• **Information**
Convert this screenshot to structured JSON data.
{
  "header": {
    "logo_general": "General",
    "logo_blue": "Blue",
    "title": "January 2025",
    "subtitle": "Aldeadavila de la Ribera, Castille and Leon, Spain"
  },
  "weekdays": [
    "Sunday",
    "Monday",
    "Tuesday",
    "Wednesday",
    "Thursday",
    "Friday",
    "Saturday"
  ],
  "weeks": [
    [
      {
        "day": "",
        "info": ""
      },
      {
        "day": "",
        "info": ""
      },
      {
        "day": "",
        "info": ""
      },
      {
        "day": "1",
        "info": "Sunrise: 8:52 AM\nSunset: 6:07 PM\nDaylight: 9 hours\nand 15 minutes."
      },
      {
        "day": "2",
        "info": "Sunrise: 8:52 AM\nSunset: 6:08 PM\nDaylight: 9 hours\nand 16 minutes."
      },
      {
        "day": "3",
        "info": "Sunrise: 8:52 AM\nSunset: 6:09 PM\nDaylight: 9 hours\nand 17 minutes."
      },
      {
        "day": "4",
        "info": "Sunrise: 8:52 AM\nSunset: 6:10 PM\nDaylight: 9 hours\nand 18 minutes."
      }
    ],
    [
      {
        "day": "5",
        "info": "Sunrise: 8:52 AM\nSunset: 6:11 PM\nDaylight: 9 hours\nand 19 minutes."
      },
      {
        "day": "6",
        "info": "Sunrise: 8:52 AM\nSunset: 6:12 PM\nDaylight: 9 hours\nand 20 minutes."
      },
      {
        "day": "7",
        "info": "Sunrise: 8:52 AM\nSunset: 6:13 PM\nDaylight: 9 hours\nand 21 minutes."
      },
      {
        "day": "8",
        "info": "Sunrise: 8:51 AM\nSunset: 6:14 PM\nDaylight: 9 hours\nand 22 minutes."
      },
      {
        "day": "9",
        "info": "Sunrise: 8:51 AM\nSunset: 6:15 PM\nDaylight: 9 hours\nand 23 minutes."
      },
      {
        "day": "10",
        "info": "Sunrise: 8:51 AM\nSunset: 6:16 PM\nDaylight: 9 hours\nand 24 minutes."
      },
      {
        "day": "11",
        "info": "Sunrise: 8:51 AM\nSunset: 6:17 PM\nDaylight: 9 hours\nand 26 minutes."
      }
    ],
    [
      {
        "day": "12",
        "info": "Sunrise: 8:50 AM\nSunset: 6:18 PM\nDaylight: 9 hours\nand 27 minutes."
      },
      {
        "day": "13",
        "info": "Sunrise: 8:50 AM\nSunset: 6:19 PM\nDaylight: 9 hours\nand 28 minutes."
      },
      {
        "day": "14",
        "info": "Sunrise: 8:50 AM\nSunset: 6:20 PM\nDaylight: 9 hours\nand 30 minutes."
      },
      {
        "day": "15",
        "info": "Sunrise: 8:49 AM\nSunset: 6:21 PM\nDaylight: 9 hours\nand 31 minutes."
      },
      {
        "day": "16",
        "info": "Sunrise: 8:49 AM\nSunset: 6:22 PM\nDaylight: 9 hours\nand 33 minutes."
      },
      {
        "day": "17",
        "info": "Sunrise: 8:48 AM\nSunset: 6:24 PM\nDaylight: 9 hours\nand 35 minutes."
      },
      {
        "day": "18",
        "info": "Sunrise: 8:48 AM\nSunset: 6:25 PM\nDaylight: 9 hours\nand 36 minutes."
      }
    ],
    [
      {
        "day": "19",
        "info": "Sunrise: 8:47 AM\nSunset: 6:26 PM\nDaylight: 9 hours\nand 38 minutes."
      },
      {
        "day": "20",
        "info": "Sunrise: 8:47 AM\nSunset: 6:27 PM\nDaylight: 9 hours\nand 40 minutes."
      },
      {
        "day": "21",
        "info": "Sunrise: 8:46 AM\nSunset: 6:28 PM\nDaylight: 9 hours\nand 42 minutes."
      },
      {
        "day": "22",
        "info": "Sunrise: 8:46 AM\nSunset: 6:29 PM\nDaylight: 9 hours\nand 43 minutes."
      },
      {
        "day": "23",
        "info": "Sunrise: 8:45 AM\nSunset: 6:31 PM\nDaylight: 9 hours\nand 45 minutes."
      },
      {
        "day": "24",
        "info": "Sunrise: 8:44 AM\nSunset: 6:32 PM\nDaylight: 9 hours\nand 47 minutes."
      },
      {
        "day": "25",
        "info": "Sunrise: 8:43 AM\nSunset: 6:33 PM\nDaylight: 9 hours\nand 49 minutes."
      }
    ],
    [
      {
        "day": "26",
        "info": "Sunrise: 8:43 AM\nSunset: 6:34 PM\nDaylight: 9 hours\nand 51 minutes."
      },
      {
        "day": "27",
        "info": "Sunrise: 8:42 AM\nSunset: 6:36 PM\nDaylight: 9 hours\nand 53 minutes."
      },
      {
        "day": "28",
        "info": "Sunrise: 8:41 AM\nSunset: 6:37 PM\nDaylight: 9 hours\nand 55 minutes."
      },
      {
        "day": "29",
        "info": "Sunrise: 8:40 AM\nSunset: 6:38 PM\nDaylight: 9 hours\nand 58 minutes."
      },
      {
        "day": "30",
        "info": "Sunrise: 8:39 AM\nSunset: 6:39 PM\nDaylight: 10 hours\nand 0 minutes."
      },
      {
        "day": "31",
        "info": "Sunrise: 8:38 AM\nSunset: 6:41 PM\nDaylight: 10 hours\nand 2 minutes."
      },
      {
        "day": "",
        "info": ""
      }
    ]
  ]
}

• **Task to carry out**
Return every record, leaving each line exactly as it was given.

• **Response to the task**
Convert this screenshot to structured JSON data.
{
  "header": {
    "logo_general": "General",
    "logo_blue": "Blue",
    "title": "January 2025",
    "subtitle": "Aldeadavila de la Ribera, Castille and Leon, Spain"
  },
  "weekdays": [
    "Sunday",
    "Monday",
    "Tuesday",
    "Wednesday",
    "Thursday",
    "Friday",
    "Saturday"
  ],
  "weeks": [
    [
      {
        "day": "",
        "info": ""
      },
      {
        "day": "",
        "info": ""
      },
      {
        "day": "",
        "info": ""
      },
      {
        "day": "1",
        "info": "Sunrise: 8:52 AM\nSunset: 6:07 PM\nDaylight: 9 hours\nand 15 minutes."
      },
      {
        "day": "2",
        "info": "Sunrise: 8:52 AM\nSunset: 6:08 PM\nDaylight: 9 hours\nand 16 minutes."
      },
      {
        "day": "3",
        "info": "Sunrise: 8:52 AM\nSunset: 6:09 PM\nDaylight: 9 hours\nand 17 minutes."
      },
      {
        "day": "4",
        "info": "Sunrise: 8:52 AM\nSunset: 6:10 PM\nDaylight: 9 hours\nand 18 minutes."
      }
    ],
    [
      {
        "day": "5",
        "info": "Sunrise: 8:52 AM\nSunset: 6:11 PM\nDaylight: 9 hours\nand 19 minutes."
      },
      {
        "day": "6",
        "info": "Sunrise: 8:52 AM\nSunset: 6:12 PM\nDaylight: 9 hours\nand 20 minutes."
      },
      {
        "day": "7",
        "info": "Sunrise: 8:52 AM\nSunset: 6:13 PM\nDaylight: 9 hours\nand 21 minutes."
      },
      {
        "day": "8",
        "info": "Sunrise: 8:51 AM\nSunset: 6:14 PM\nDaylight: 9 hours\nand 22 minutes."
      },
      {
        "day": "9",
        "info": "Sunrise: 8:51 AM\nSunset: 6:15 PM\nDaylight: 9 hours\nand 23 minutes."
      },
      {
        "day": "10",
        "info": "Sunrise: 8:51 AM\nSunset: 6:16 PM\nDaylight: 9 hours\nand 24 minutes."
      },
      {
        "day": "11",
        "info": "Sunrise: 8:51 AM\nSunset: 6:17 PM\nDaylight: 9 hours\nand 26 minutes."
      }
    ],
    [
      {
        "day": "12",
        "info": "Sunrise: 8:50 AM\nSunset: 6:18 PM\nDaylight: 9 hours\nand 27 minutes."
      },
      {
        "day": "13",
        "info": "Sunrise: 8:50 AM\nSunset: 6:19 PM\nDaylight: 9 hours\nand 28 minutes."
      },
      {
        "day": "14",
        "info": "Sunrise: 8:50 AM\nSunset: 6:20 PM\nDaylight: 9 hours\nand 30 minutes."
      },
      {
        "day": "15",
        "info": "Sunrise: 8:49 AM\nSunset: 6:21 PM\nDaylight: 9 hours\nand 31 minutes."
      },
      {
        "day": "16",
        "info": "Sunrise: 8:49 AM\nSunset: 6:22 PM\nDaylight: 9 hours\nand 33 minutes."
      },
      {
        "day": "17",
        "info": "Sunrise: 8:48 AM\nSunset: 6:24 PM\nDaylight: 9 hours\nand 35 minutes."
      },
      {
        "day": "18",
        "info": "Sunrise: 8:48 AM\nSunset: 6:25 PM\nDaylight: 9 hours\nand 36 minutes."
      }
    ],
    [
      {
        "day": "19",
        "info": "Sunrise: 8:47 AM\nSunset: 6:26 PM\nDaylight: 9 hours\nand 38 minutes."
      },
      {
        "day": "20",
        "info": "Sunrise: 8:47 AM\nSunset: 6:27 PM\nDaylight: 9 hours\nand 40 minutes."
      },
      {
        "day": "21",
        "info": "Sunrise: 8:46 AM\nSunset: 6:28 PM\nDaylight: 9 hours\nand 42 minutes."
      },
      {
        "day": "22",
        "info": "Sunrise: 8:46 AM\nSunset: 6:29 PM\nDaylight: 9 hours\nand 43 minutes."
      },
      {
        "day": "23",
        "info": "Sunrise: 8:45 AM\nSunset: 6:31 PM\nDaylight: 9 hours\nand 45 minutes."
      },
      {
        "day": "24",
        "info": "Sunrise: 8:44 AM\nSunset: 6:32 PM\nDaylight: 9 hours\nand 47 minutes."
      },
      {
        "day": "25",
        "info": "Sunrise: 8:43 AM\nSunset: 6:33 PM\nDaylight: 9 hours\nand 49 minutes."
      }
    ],
    [
      {
        "day": "26",
        "info": "Sunrise: 8:43 AM\nSunset: 6:34 PM\nDaylight: 9 hours\nand 51 minutes."
      },
      {
        "day": "27",
        "info": "Sunrise: 8:42 AM\nSunset: 6:36 PM\nDaylight: 9 hours\nand 53 minutes."
      },
      {
        "day": "28",
        "info": "Sunrise: 8:41 AM\nSunset: 6:37 PM\nDaylight: 9 hours\nand 55 minutes."
      },
      {
        "day": "29",
        "info": "Sunrise: 8:40 AM\nSunset: 6:38 PM\nDaylight: 9 hours\nand 58 minutes."
      },
      {
        "day": "30",
        "info": "Sunrise: 8:39 AM\nSunset: 6:39 PM\nDaylight: 10 hours\nand 0 minutes."
      },
      {
        "day": "31",
        "info": "Sunrise: 8:38 AM\nSunset: 6:41 PM\nDaylight: 10 hours\nand 2 minutes."
      },
      {
        "day": "",
        "info": ""
      }
    ]
  ]
}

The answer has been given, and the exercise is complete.